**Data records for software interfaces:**
Segment Open

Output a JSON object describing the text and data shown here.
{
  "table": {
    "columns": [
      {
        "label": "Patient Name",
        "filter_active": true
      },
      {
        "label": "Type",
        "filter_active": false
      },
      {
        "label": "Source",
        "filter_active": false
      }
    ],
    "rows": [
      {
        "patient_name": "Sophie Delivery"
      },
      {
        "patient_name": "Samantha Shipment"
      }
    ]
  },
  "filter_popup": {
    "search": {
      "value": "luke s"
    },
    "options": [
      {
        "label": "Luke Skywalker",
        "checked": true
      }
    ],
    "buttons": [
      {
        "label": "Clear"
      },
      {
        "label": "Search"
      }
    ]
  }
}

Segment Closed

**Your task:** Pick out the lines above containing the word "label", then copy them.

**Output for this task:**
        "label": "Patient Name",
        "label": "Type",
        "label": "Source",
        "label": "Luke Skywalker",
        "label": "Clear"
        "label": "Search"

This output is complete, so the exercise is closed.